The Soviets led by Stalin were keen on regaining lost territories and Yalta Conference was their best chance to do that. As a result Stalin even agreed to enter the Pacific war against Japan in exchange for more territories granted, including portions of Sakhalin, Port Arthur, Manchurian railroads and the Kurile Islands. However, already in poor health, President Roosevelt failed to acknowledge Stalin’s true objectives. Roosevelt readily met Stalin’s conditions, since the Soviets eventually agreed to join the United Nations and Pacific war. The two leaders even secretly negotiated a voting formula with a veto power granted solely to the permanent members in the UN Security Council, providing themselves with more control in the world affairs and greatly weakening the UN power in the oncoming disputes.
Overall, Roosevelt and the other Allies felt confident that Yalta had been successful. Nevertheless, the true Conference winner was once again Joseph Stalin.

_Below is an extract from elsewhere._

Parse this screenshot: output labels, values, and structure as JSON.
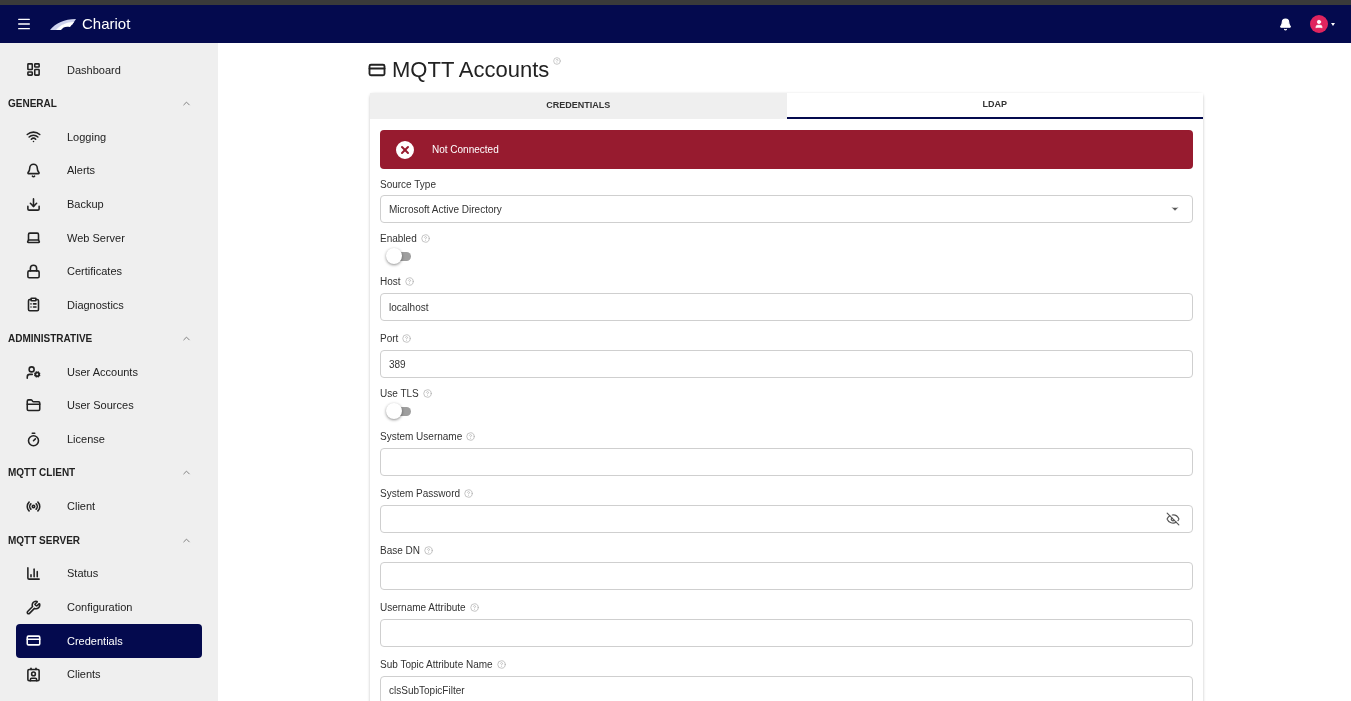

==Post war doctrines, conference reactions and consequences==

Although, the initial reaction to the Yalta agreements was celebratory, it was also very short lived. In 1945, the administration of the new US president Harry Truman clashed with the Soviets over their influence in Eastern Europe, and over the United Nations. Many Americans began to criticize Roosevelt’s handling of the Yalta negotiations due to the following lack of Soviet cooperation and even giving Eastern Europe and Northeast Asia away to the Soviet Union. Numerous Central European nations also often regard the Conference in Yalta as the “Great Western betrayal” since it allowed the USSR to intervene freely in their domestic affairs, abandoning democratic policies and turning them into Soviet satellites, effectively introducing Communist regimes with impunity. At the Yalta conference, the Big Three “attempted to sacrifice freedom for the sake of stability”, and many believe the decisions and concessions of Roosevelt and Churchill during the summit led to the following power struggle during the Cold War. Nevertheless, Stalin essentially got everything he wanted: a significant territorial sphere of influence and interest as a buffer zone.

The German invasion in the USSR and pressing back to victory in the East required a tremendous sacrifice by the Soviet Union. And Stalin skillfully used that during the wartime conferences in pursue of his postwar Soviet empire expansion. Soviet military casualties totaled approximately 35 million with over 15 million killed, missing or captured. One in four Soviets was killed or wounded. More than 1 700 towns and 70 000 villages were destroyed and the Soviet civilian death toll reached over 25 million. Thereafter, Stalin was often referred to as one of the most influential men in human history. Although, Stalin was responsible for the deaths of over 20 million people during his brutal rule, he was even nominated for Nobel Peace Prize twice – in 1945 and 1948. He continued to prosecute a reign of terror, purges, executions, exiles to labor camps and persecution in the postwar USSR, suppressing all dissent and anything that represented foreign–especially Western–influence. Stalin established communist-satellite governments throughout Eastern and Central Europe.
However, despite all, Soviet dictator’s iron will and deft political skills let Stalin play the loyal ally while never abandoning his true vision of an expanded postwar Soviet empire.